Please give nothing except the number of lines in the records below that include the word "trending".

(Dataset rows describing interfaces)
-------

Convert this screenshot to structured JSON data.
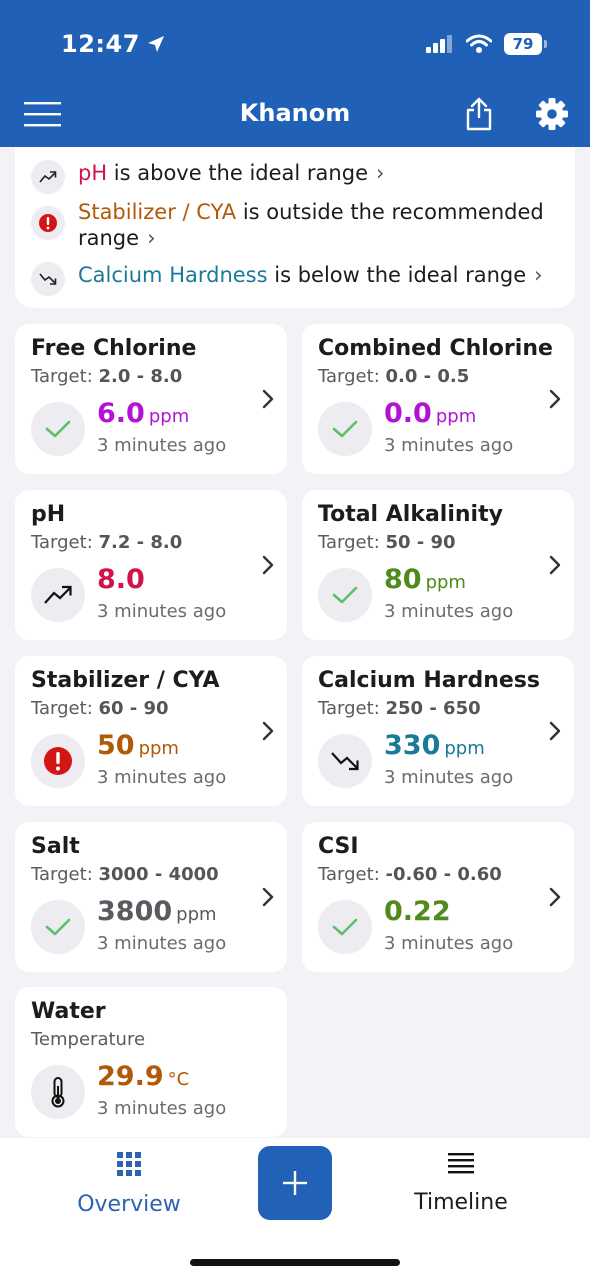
{
  "status_bar": {
    "time": "12:47",
    "battery": "79"
  },
  "nav": {
    "title": "Khanom"
  },
  "alerts": [
    {
      "param": "pH",
      "message": " is above the ideal range",
      "color": "#d0134a",
      "icon": "trending-up-icon"
    },
    {
      "param": "Stabilizer / CYA",
      "message": " is outside the recommended range",
      "color": "#b05a07",
      "icon": "alert-icon"
    },
    {
      "param": "Calcium Hardness",
      "message": " is below the ideal range",
      "color": "#1a7a99",
      "icon": "trending-down-icon"
    }
  ],
  "target_label": "Target: ",
  "cards": [
    {
      "title": "Free Chlorine",
      "target": "2.0 - 8.0",
      "value": "6.0",
      "unit": "ppm",
      "time": "3 minutes ago",
      "color": "#b312d6",
      "status": "check-icon"
    },
    {
      "title": "Combined Chlorine",
      "target": "0.0 - 0.5",
      "value": "0.0",
      "unit": "ppm",
      "time": "3 minutes ago",
      "color": "#b312d6",
      "status": "check-icon"
    },
    {
      "title": "pH",
      "target": "7.2 - 8.0",
      "value": "8.0",
      "unit": "",
      "time": "3 minutes ago",
      "color": "#d0134a",
      "status": "trending-up-icon"
    },
    {
      "title": "Total Alkalinity",
      "target": "50 - 90",
      "value": "80",
      "unit": "ppm",
      "time": "3 minutes ago",
      "color": "#4f8a1c",
      "status": "check-icon"
    },
    {
      "title": "Stabilizer / CYA",
      "target": "60 - 90",
      "value": "50",
      "unit": "ppm",
      "time": "3 minutes ago",
      "color": "#b05a07",
      "status": "alert-icon"
    },
    {
      "title": "Calcium Hardness",
      "target": "250 - 650",
      "value": "330",
      "unit": "ppm",
      "time": "3 minutes ago",
      "color": "#1a7a99",
      "status": "trending-down-icon"
    },
    {
      "title": "Salt",
      "target": "3000 - 4000",
      "value": "3800",
      "unit": "ppm",
      "time": "3 minutes ago",
      "color": "#5a5a60",
      "status": "check-icon"
    },
    {
      "title": "CSI",
      "target": "-0.60 - 0.60",
      "value": "0.22",
      "unit": "",
      "time": "3 minutes ago",
      "color": "#4f8a1c",
      "status": "check-icon"
    }
  ],
  "water_card": {
    "title": "Water",
    "subtitle": "Temperature",
    "value": "29.9",
    "unit": "°C",
    "time": "3 minutes ago",
    "color": "#b05a07",
    "status": "thermometer-icon"
  },
  "tabbar": {
    "overview": "Overview",
    "timeline": "Timeline",
    "add": "+"
  }
}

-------

Reply to the exercise. 4